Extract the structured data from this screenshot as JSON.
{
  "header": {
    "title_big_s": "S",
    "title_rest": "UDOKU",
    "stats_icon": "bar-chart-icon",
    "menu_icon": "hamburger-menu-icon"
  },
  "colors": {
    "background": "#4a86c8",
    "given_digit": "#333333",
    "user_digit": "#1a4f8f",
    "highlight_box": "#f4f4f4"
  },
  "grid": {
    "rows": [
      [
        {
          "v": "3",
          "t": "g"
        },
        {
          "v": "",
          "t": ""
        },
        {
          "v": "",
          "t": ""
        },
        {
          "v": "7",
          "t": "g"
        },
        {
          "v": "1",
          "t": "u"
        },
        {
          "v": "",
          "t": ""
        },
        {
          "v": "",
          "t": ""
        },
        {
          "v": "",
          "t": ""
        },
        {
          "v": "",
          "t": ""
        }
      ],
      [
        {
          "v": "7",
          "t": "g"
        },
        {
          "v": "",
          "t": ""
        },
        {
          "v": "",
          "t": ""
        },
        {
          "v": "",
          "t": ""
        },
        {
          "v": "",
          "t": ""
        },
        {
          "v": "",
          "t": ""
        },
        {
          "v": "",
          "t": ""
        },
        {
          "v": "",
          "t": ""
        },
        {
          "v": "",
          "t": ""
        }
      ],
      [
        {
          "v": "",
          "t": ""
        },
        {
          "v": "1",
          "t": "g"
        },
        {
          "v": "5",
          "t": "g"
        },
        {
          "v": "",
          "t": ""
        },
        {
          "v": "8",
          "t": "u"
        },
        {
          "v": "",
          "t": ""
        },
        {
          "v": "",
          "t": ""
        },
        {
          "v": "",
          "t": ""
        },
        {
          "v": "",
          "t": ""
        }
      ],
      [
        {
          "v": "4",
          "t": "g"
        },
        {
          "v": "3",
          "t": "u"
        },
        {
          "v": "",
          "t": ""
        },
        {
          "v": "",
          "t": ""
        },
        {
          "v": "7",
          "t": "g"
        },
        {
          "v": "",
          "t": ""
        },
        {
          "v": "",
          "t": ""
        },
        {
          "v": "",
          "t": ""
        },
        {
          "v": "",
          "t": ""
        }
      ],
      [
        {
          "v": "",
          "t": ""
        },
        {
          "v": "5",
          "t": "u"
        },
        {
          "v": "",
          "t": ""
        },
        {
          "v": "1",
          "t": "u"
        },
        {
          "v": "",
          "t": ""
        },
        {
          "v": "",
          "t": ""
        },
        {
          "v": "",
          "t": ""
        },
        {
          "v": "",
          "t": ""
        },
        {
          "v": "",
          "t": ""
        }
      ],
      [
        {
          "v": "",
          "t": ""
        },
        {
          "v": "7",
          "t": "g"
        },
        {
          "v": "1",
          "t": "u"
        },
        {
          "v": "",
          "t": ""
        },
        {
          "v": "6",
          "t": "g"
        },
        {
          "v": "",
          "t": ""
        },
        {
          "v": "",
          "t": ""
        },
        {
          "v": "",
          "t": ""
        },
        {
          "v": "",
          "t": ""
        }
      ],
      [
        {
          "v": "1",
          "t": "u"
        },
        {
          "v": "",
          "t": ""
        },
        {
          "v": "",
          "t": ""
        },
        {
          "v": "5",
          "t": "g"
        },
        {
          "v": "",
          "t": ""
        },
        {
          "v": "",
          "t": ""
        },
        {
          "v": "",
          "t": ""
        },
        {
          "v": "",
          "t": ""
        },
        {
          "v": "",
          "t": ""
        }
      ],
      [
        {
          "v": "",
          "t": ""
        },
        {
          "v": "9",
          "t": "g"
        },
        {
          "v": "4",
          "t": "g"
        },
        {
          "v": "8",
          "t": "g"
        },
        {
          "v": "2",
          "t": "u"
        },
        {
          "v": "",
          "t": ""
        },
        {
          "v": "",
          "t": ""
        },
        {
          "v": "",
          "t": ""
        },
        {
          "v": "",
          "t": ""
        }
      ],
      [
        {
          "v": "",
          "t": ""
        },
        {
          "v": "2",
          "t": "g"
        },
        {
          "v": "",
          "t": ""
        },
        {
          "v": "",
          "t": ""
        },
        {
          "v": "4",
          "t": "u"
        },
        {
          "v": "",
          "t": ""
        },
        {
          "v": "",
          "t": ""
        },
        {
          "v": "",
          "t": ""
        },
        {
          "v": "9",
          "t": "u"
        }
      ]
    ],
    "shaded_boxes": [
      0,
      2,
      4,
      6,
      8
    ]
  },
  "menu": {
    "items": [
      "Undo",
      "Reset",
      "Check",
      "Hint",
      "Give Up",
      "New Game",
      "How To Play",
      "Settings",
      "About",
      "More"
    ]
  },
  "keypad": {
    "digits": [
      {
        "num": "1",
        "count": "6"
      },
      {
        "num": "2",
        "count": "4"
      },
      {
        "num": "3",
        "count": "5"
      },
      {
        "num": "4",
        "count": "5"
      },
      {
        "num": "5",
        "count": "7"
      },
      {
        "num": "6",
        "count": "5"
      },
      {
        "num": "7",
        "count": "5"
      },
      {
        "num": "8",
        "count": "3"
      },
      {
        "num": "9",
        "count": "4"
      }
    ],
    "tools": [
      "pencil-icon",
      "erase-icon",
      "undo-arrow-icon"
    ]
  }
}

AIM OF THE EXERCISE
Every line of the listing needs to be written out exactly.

RESULT OF THIS TASK
Extract the structured data from this screenshot as JSON.
{
  "header": {
    "title_big_s": "S",
    "title_rest": "UDOKU",
    "stats_icon": "bar-chart-icon",
    "menu_icon": "hamburger-menu-icon"
  },
  "colors": {
    "background": "#4a86c8",
    "given_digit": "#333333",
    "user_digit": "#1a4f8f",
    "highlight_box": "#f4f4f4"
  },
  "grid": {
    "rows": [
      [
        {
          "v": "3",
          "t": "g"
        },
        {
          "v": "",
          "t": ""
        },
        {
          "v": "",
          "t": ""
        },
        {
          "v": "7",
          "t": "g"
        },
        {
          "v": "1",
          "t": "u"
        },
        {
          "v": "",
          "t": ""
        },
        {
          "v": "",
          "t": ""
        },
        {
          "v": "",
          "t": ""
        },
        {
          "v": "",
          "t": ""
        }
      ],
      [
        {
          "v": "7",
          "t": "g"
        },
        {
          "v": "",
          "t": ""
        },
        {
          "v": "",
          "t": ""
        },
        {
          "v": "",
          "t": ""
        },
        {
          "v": "",
          "t": ""
        },
        {
          "v": "",
          "t": ""
        },
        {
          "v": "",
          "t": ""
        },
        {
          "v": "",
          "t": ""
        },
        {
          "v": "",
          "t": ""
        }
      ],
      [
        {
          "v": "",
          "t": ""
        },
        {
          "v": "1",
          "t": "g"
        },
        {
          "v": "5",
          "t": "g"
        },
        {
          "v": "",
          "t": ""
        },
        {
          "v": "8",
          "t": "u"
        },
        {
          "v": "",
          "t": ""
        },
        {
          "v": "",
          "t": ""
        },
        {
          "v": "",
          "t": ""
        },
        {
          "v": "",
          "t": ""
        }
      ],
      [
        {
          "v": "4",
          "t": "g"
        },
        {
          "v": "3",
          "t": "u"
        },
        {
          "v": "",
          "t": ""
        },
        {
          "v": "",
          "t": ""
        },
        {
          "v": "7",
          "t": "g"
        },
        {
          "v": "",
          "t": ""
        },
        {
          "v": "",
          "t": ""
        },
        {
          "v": "",
          "t": ""
        },
        {
          "v": "",
          "t": ""
        }
      ],
      [
        {
          "v": "",
          "t": ""
        },
        {
          "v": "5",
          "t": "u"
        },
        {
          "v": "",
          "t": ""
        },
        {
          "v": "1",
          "t": "u"
        },
        {
          "v": "",
          "t": ""
        },
        {
          "v": "",
          "t": ""
        },
        {
          "v": "",
          "t": ""
        },
        {
          "v": "",
          "t": ""
        },
        {
          "v": "",
          "t": ""
        }
      ],
      [
        {
          "v": "",
          "t": ""
        },
        {
          "v": "7",
          "t": "g"
        },
        {
          "v": "1",
          "t": "u"
        },
        {
          "v": "",
          "t": ""
        },
        {
          "v": "6",
          "t": "g"
        },
        {
          "v": "",
          "t": ""
        },
        {
          "v": "",
          "t": ""
        },
        {
          "v": "",
          "t": ""
        },
        {
          "v": "",
          "t": ""
        }
      ],
      [
        {
          "v": "1",
          "t": "u"
        },
        {
          "v": "",
          "t": ""
        },
        {
          "v": "",
          "t": ""
        },
        {
          "v": "5",
          "t": "g"
        },
        {
          "v": "",
          "t": ""
        },
        {
          "v": "",
          "t": ""
        },
        {
          "v": "",
          "t": ""
        },
        {
          "v": "",
          "t": ""
        },
        {
          "v": "",
          "t": ""
        }
      ],
      [
        {
          "v": "",
          "t": ""
        },
        {
          "v": "9",
          "t": "g"
        },
        {
          "v": "4",
          "t": "g"
        },
        {
          "v": "8",
          "t": "g"
        },
        {
          "v": "2",
          "t": "u"
        },
        {
          "v": "",
          "t": ""
        },
        {
          "v": "",
          "t": ""
        },
        {
          "v": "",
          "t": ""
        },
        {
          "v": "",
          "t": ""
        }
      ],
      [
        {
          "v": "",
          "t": ""
        },
        {
          "v": "2",
          "t": "g"
        },
        {
          "v": "",
          "t": ""
        },
        {
          "v": "",
          "t": ""
        },
        {
          "v": "4",
          "t": "u"
        },
        {
          "v": "",
          "t": ""
        },
        {
          "v": "",
          "t": ""
        },
        {
          "v": "",
          "t": ""
        },
        {
          "v": "9",
          "t": "u"
        }
      ]
    ],
    "shaded_boxes": [
      0,
      2,
      4,
      6,
      8
    ]
  },
  "menu": {
    "items": [
      "Undo",
      "Reset",
      "Check",
      "Hint",
      "Give Up",
      "New Game",
      "How To Play",
      "Settings",
      "About",
      "More"
    ]
  },
  "keypad": {
    "digits": [
      {
        "num": "1",
        "count": "6"
      },
      {
        "num": "2",
        "count": "4"
      },
      {
        "num": "3",
        "count": "5"
      },
      {
        "num": "4",
        "count": "5"
      },
      {
        "num": "5",
        "count": "7"
      },
      {
        "num": "6",
        "count": "5"
      },
      {
        "num": "7",
        "count": "5"
      },
      {
        "num": "8",
        "count": "3"
      },
      {
        "num": "9",
        "count": "4"
      }
    ],
    "tools": [
      "pencil-icon",
      "erase-icon",
      "undo-arrow-icon"
    ]
  }
}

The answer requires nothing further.